ACTIVITY
Counting only lines of the listing below that hold the word "Please", give the total and nothing else.

PROVIDED DATA
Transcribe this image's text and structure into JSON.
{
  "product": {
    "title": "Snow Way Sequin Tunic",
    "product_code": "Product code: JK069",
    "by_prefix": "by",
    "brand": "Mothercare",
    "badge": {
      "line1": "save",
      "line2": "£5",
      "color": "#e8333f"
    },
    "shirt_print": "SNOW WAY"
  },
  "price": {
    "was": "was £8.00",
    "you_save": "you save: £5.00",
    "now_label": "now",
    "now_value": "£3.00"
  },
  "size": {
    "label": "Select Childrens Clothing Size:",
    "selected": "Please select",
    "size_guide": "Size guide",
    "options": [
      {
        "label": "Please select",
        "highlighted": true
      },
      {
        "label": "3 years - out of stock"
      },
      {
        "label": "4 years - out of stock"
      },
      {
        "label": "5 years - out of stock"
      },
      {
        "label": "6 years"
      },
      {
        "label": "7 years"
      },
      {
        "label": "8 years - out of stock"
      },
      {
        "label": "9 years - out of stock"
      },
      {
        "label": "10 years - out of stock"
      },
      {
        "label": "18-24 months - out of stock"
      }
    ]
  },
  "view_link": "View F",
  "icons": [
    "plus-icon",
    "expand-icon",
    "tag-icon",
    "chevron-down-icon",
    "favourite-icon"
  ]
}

EXPECTED ANSWER
2